There is no shortage of data to describe the work we do in libraries each year. The challenge is to use those numbers and statistics to paint a meaningful picture of our libraries’ values, missions, and goals, and how we work to accomplish them. Today’s post features a new academic librarian’s first attempt at making sense of data using a mashup of infographic styling and statistical charts.

Jess Burkhardt, Public Services Librarian at DeSales University’s Trexler Library created this design using Adobe Illustrator to share 2014-2015 library statistics with her campus community. Here’s Jess describing her design process:

This infographic was conceived in moment; my Director asked if I thought that students would find our annual statistics interesting in their current form on a library Libguide. “Sure, they might – if they find them at all,” I said, “but an infographic might go over better.”

And my infographic endeavors began. Though graphic design has my heart in a whole bunch of ways, I knew that there was a lot about design that I did not know. As I worked my way through an Adobe Illustrator course on Lynda.com I began considering what information to include and the design of the project. Graphical representation of our library proved difficult. I considered symbolizing each of our student workers, librarians, and databases, but each of my visualizations were unable to convey the extent of the information that we had collected. I drew many sketches on different sizes of paper and filled artboard after artboard with drawings in Illustrator just to find that my drawings of books looked exactly like Word art–a compliment that I did not readily accept.

This infographic went through many different phases. Images took a disproportionate amount of space, the message wavered between screechy and barely heard at all. After a lot of frustration and a looming deadline I decided to streamline what I had and came up with the final product. It is displayed throughout the Trexler Library, drew a lot of traffic to our Facebook page, and has been placed in our annual report.

This project excites me because it has introduced me to the world of Adobe Illustrator and Library Design Share. I’m excited to be joining your community and am already considering my next design project!

We’re excited to share Jess’ design. If you have any questions about it, you can contact her via email, or leave a comment below.

NIH Compliance in Four Steps

In 2013, when the National Institute of Health began enforcing its Public Access Policy to withhold or delay federal grant funding if peer-reviewed publications were not submitted to PubMed Central (PMC), it caused a great stir in the world of researchers and in the academic and medical library community.

Continue reading “NIH Compliance in Four Steps”

Visualizing the ACRL Framework for Students

We can’t really call the ACRL Framework for Information Literacy in Higher Education new anymore, but lots of us still need help in understanding what it all means.  And if we librarians need help, imagine how our students are feeling about the whole thing! The librarians at the Ellen Clarke Bertrand Library at Bucknell University are working to make this easier on all of us with a series of posters about each frame.

Continue reading “Visualizing the ACRL Framework for Students”

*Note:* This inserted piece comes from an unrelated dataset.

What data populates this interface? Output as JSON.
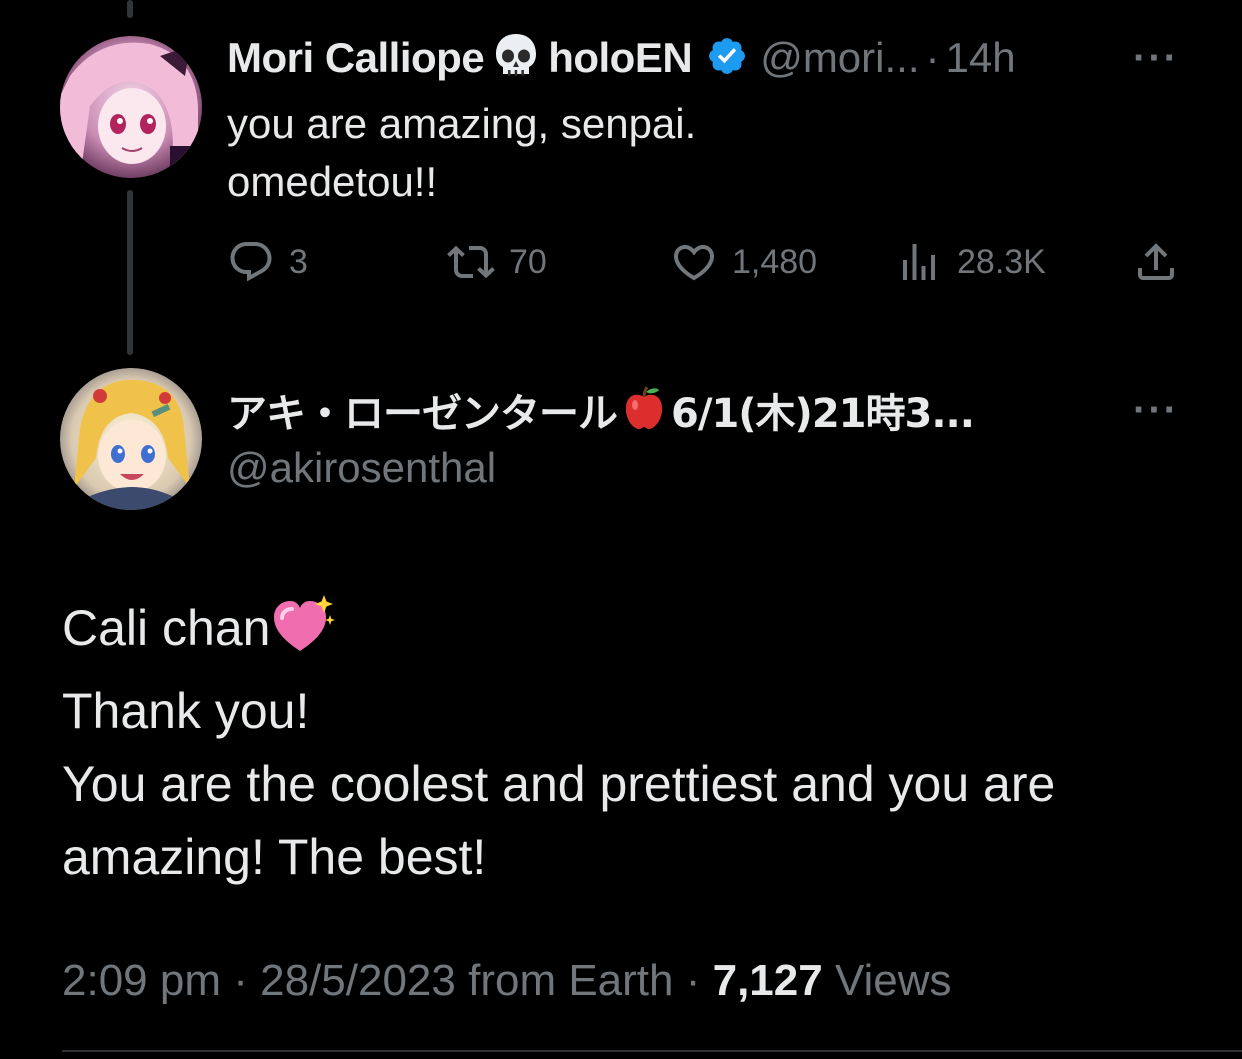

Because Photoshop Isn’t Always the Answer

My love of Adobe Photoshop is well known at Librarian Design Share, as is April’s excitement over Microsoft Publisher. We all have our favorite design programs, and everyone from Canva-devotees to Illustrator users can agree that once you find software that works for you, it’s easy to stick with it. But sometimes it’s a nice change of pace to try a new design tool.

Today’s submission from Stephanie Espinoza, eLearning Librarian at the College of Southern Nevada, makes me think I haven’t been using PowerPoint to its full advantage. She’s used the standard Microsoft computing software to create everything from infographics to advertisements for her library.

Continue reading “Because Photoshop Isn’t Always the Answer”

Blog at WordPress.com.

Up ↑

%d bloggers like this: